» TASK ITEM
Which lines of the data hold the word "label"? Copy all of them.
----
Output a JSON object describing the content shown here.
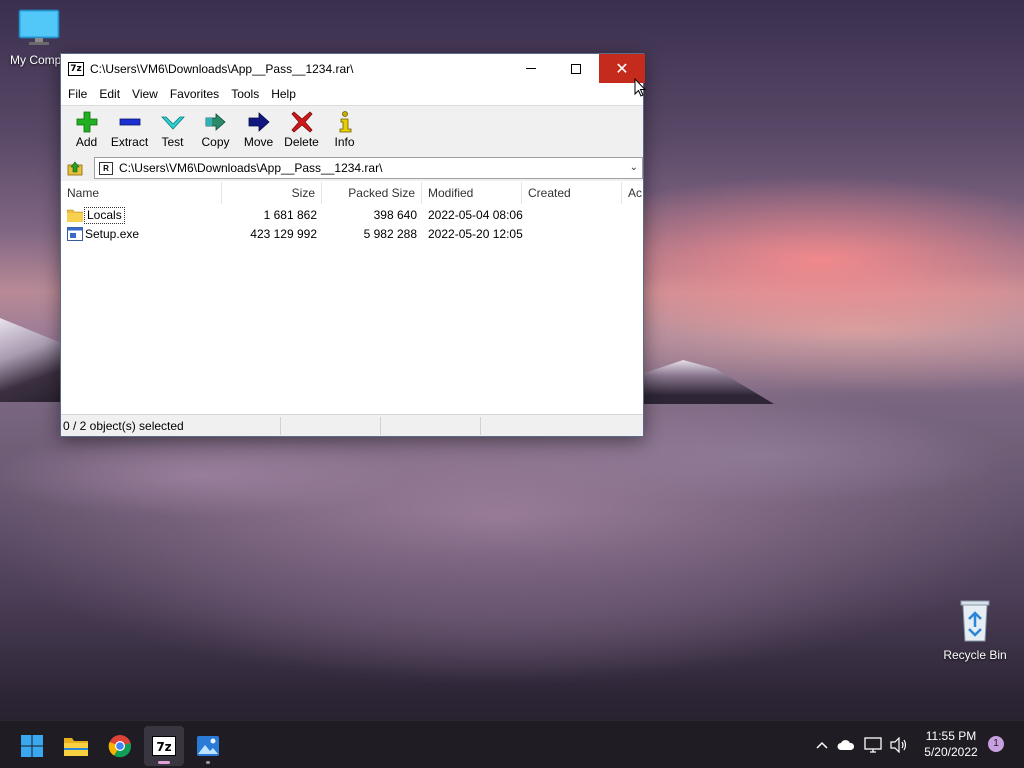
{
  "desktop": {
    "icons": [
      {
        "label": "My Compu",
        "icon": "monitor-icon"
      },
      {
        "label": "Recycle Bin",
        "icon": "recycle-bin-icon"
      }
    ]
  },
  "window": {
    "title": "C:\\Users\\VM6\\Downloads\\App__Pass__1234.rar\\",
    "app_icon_text": "7z",
    "controls": {
      "minimize": "minimize-icon",
      "maximize": "maximize-icon",
      "close": "✕"
    },
    "menu": [
      "File",
      "Edit",
      "View",
      "Favorites",
      "Tools",
      "Help"
    ],
    "toolbar": [
      {
        "label": "Add",
        "icon": "plus-icon",
        "color": "#22b020"
      },
      {
        "label": "Extract",
        "icon": "minus-icon",
        "color": "#1a2fd0"
      },
      {
        "label": "Test",
        "icon": "checkmark-icon",
        "color": "#20c0c0"
      },
      {
        "label": "Copy",
        "icon": "double-arrow-icon",
        "color": "#208060"
      },
      {
        "label": "Move",
        "icon": "arrow-right-icon",
        "color": "#101880"
      },
      {
        "label": "Delete",
        "icon": "x-icon",
        "color": "#d01818"
      },
      {
        "label": "Info",
        "icon": "info-icon",
        "color": "#c8b000"
      }
    ],
    "address": {
      "path": "C:\\Users\\VM6\\Downloads\\App__Pass__1234.rar\\",
      "icon_text": "R"
    },
    "columns": [
      "Name",
      "Size",
      "Packed Size",
      "Modified",
      "Created",
      "Ac"
    ],
    "rows": [
      {
        "name": "Locals",
        "size": "1 681 862",
        "packed": "398 640",
        "modified": "2022-05-04 08:06",
        "created": "",
        "icon": "folder-icon"
      },
      {
        "name": "Setup.exe",
        "size": "423 129 992",
        "packed": "5 982 288",
        "modified": "2022-05-20 12:05",
        "created": "",
        "icon": "exe-file-icon"
      }
    ],
    "status": "0 / 2 object(s) selected"
  },
  "taskbar": {
    "apps": [
      {
        "name": "start-button",
        "icon": "windows-logo-icon"
      },
      {
        "name": "file-explorer",
        "icon": "folder-icon"
      },
      {
        "name": "chrome",
        "icon": "chrome-icon"
      },
      {
        "name": "7zip",
        "icon": "7z-icon",
        "text": "7z"
      },
      {
        "name": "photos",
        "icon": "photos-icon"
      }
    ],
    "tray": {
      "time": "11:55 PM",
      "date": "5/20/2022",
      "notification_count": "1"
    }
  },
  "colors": {
    "close_button": "#c42b1c",
    "taskbar": "#1f1c24",
    "toolbar_bg": "#f0f0f0"
  }
}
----
» SOLUTION TO THE PROBLEM
        "label": "My Compu",
        "label": "Recycle Bin",
        "label": "Add",
        "label": "Extract",
        "label": "Test",
        "label": "Copy",
        "label": "Move",
        "label": "Delete",
        "label": "Info",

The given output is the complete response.